Reproduce all records verbatim.
Material for the task START
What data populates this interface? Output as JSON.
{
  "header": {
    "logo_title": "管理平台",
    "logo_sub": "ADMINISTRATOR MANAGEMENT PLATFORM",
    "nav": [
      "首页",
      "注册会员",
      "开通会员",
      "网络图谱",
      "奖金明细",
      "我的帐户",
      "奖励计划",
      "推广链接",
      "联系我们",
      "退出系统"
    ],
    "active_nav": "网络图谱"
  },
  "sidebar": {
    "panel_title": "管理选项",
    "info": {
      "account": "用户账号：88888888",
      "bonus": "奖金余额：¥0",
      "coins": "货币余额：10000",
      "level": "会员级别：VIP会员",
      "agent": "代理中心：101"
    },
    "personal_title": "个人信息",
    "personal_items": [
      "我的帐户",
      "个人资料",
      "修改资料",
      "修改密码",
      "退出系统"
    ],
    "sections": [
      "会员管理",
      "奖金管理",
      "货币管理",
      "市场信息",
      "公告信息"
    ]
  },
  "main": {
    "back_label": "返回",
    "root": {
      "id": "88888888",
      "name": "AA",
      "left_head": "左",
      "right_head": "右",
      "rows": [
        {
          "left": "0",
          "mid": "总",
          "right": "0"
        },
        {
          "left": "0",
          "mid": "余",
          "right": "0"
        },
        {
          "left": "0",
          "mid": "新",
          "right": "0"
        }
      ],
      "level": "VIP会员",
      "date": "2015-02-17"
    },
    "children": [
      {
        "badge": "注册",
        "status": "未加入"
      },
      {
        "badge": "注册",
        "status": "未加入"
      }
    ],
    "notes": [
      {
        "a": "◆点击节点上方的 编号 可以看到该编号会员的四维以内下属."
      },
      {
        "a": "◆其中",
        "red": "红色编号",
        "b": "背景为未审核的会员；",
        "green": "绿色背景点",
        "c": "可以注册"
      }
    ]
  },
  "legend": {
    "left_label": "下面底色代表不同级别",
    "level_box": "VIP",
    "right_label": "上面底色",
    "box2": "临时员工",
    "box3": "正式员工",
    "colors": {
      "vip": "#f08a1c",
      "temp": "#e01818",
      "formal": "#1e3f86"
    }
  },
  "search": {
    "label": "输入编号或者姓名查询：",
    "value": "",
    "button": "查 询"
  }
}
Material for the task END
◆ Completed task
What data populates this interface? Output as JSON.
{
  "header": {
    "logo_title": "管理平台",
    "logo_sub": "ADMINISTRATOR MANAGEMENT PLATFORM",
    "nav": [
      "首页",
      "注册会员",
      "开通会员",
      "网络图谱",
      "奖金明细",
      "我的帐户",
      "奖励计划",
      "推广链接",
      "联系我们",
      "退出系统"
    ],
    "active_nav": "网络图谱"
  },
  "sidebar": {
    "panel_title": "管理选项",
    "info": {
      "account": "用户账号：88888888",
      "bonus": "奖金余额：¥0",
      "coins": "货币余额：10000",
      "level": "会员级别：VIP会员",
      "agent": "代理中心：101"
    },
    "personal_title": "个人信息",
    "personal_items": [
      "我的帐户",
      "个人资料",
      "修改资料",
      "修改密码",
      "退出系统"
    ],
    "sections": [
      "会员管理",
      "奖金管理",
      "货币管理",
      "市场信息",
      "公告信息"
    ]
  },
  "main": {
    "back_label": "返回",
    "root": {
      "id": "88888888",
      "name": "AA",
      "left_head": "左",
      "right_head": "右",
      "rows": [
        {
          "left": "0",
          "mid": "总",
          "right": "0"
        },
        {
          "left": "0",
          "mid": "余",
          "right": "0"
        },
        {
          "left": "0",
          "mid": "新",
          "right": "0"
        }
      ],
      "level": "VIP会员",
      "date": "2015-02-17"
    },
    "children": [
      {
        "badge": "注册",
        "status": "未加入"
      },
      {
        "badge": "注册",
        "status": "未加入"
      }
    ],
    "notes": [
      {
        "a": "◆点击节点上方的 编号 可以看到该编号会员的四维以内下属."
      },
      {
        "a": "◆其中",
        "red": "红色编号",
        "b": "背景为未审核的会员；",
        "green": "绿色背景点",
        "c": "可以注册"
      }
    ]
  },
  "legend": {
    "left_label": "下面底色代表不同级别",
    "level_box": "VIP",
    "right_label": "上面底色",
    "box2": "临时员工",
    "box3": "正式员工",
    "colors": {
      "vip": "#f08a1c",
      "temp": "#e01818",
      "formal": "#1e3f86"
    }
  },
  "search": {
    "label": "输入编号或者姓名查询：",
    "value": "",
    "button": "查 询"
  }
}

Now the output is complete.